#### Raw data ####
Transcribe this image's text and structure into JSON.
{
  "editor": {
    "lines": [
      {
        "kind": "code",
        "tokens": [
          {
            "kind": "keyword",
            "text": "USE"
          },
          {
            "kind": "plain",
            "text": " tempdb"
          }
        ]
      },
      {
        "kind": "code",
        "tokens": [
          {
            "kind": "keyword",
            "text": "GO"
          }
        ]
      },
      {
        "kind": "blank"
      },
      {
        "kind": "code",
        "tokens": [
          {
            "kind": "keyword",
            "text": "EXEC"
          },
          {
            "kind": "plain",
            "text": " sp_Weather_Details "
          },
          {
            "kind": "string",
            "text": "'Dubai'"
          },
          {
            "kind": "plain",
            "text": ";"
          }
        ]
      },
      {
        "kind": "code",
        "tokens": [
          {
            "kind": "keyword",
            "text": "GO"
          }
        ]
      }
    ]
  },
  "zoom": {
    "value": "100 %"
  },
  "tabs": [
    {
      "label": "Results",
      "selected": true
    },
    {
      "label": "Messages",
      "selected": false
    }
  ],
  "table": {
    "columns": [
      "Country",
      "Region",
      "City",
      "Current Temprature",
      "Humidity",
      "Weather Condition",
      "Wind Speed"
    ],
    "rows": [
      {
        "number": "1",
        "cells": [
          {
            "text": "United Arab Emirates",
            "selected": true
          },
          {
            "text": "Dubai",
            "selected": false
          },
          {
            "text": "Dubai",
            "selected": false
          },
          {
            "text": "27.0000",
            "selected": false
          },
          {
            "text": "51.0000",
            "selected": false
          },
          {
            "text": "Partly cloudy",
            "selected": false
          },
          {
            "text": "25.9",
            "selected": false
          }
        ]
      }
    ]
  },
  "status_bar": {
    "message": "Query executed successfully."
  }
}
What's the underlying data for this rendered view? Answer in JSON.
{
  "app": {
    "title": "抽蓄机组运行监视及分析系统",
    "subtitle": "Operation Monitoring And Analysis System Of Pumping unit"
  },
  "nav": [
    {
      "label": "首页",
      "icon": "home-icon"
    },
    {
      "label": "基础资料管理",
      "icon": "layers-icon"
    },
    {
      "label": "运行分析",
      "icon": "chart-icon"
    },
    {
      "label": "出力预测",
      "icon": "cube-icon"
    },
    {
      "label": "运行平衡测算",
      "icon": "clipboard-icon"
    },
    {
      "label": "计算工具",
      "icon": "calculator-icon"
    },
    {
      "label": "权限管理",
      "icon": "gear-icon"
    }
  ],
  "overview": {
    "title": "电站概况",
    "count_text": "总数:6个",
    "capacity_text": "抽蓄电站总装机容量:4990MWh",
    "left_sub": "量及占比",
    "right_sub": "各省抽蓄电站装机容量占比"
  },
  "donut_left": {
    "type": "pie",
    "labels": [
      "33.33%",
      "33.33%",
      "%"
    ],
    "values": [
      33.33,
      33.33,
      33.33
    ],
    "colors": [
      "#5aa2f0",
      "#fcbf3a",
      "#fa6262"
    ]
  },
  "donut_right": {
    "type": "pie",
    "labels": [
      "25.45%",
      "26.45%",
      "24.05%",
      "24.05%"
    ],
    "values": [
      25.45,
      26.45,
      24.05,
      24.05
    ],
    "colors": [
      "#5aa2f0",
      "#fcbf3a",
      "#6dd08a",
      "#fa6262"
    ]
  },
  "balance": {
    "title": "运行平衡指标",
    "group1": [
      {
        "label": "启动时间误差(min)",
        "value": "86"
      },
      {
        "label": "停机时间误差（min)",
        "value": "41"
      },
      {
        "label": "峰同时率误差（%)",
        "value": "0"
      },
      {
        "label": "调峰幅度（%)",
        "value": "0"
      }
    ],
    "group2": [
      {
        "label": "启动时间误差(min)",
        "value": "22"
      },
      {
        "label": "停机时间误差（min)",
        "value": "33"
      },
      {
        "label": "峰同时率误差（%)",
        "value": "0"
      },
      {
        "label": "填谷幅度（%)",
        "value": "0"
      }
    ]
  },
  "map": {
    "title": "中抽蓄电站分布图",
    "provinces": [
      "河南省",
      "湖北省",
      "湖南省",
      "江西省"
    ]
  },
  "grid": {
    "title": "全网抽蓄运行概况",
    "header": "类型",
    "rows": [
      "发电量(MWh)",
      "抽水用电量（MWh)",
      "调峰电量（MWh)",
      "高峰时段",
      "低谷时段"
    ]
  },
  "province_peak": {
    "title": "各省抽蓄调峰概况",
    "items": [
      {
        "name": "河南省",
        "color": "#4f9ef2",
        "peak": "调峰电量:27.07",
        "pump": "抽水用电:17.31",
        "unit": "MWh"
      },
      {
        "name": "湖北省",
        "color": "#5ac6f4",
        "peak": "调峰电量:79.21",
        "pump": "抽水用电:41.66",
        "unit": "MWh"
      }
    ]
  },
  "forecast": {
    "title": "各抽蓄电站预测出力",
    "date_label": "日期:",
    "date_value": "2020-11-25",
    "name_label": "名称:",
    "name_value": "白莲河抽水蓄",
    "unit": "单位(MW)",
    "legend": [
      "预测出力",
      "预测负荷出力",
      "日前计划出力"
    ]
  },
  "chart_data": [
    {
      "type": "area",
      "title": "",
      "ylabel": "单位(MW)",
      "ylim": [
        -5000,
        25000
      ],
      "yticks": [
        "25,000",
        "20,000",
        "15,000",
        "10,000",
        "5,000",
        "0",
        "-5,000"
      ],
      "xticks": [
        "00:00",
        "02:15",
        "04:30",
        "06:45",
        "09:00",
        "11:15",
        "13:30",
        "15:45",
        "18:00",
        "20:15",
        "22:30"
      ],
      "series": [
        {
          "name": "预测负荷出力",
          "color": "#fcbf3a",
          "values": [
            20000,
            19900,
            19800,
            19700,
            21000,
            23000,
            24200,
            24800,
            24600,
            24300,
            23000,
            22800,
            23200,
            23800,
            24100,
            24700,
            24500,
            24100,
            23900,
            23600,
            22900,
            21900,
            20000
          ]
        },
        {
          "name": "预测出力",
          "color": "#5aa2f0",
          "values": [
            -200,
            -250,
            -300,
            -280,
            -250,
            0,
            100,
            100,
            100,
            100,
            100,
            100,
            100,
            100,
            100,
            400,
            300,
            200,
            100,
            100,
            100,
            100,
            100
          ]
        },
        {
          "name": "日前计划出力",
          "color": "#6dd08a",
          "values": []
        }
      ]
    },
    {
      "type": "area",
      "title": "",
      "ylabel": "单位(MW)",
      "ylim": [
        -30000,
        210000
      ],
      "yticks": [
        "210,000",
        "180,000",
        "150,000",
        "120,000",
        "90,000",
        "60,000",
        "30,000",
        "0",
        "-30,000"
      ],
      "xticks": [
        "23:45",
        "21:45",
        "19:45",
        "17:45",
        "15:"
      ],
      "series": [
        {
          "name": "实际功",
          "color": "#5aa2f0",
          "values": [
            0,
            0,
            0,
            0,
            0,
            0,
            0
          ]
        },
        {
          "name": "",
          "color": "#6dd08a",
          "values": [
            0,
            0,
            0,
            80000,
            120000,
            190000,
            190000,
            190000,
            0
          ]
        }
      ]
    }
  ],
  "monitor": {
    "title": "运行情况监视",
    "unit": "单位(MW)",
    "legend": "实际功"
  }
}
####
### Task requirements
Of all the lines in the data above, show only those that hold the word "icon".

### Solution
      "icon": "home-icon"
      "icon": "layers-icon"
      "icon": "chart-icon"
      "icon": "cube-icon"
      "icon": "clipboard-icon"
      "icon": "calculator-icon"
      "icon": "gear-icon"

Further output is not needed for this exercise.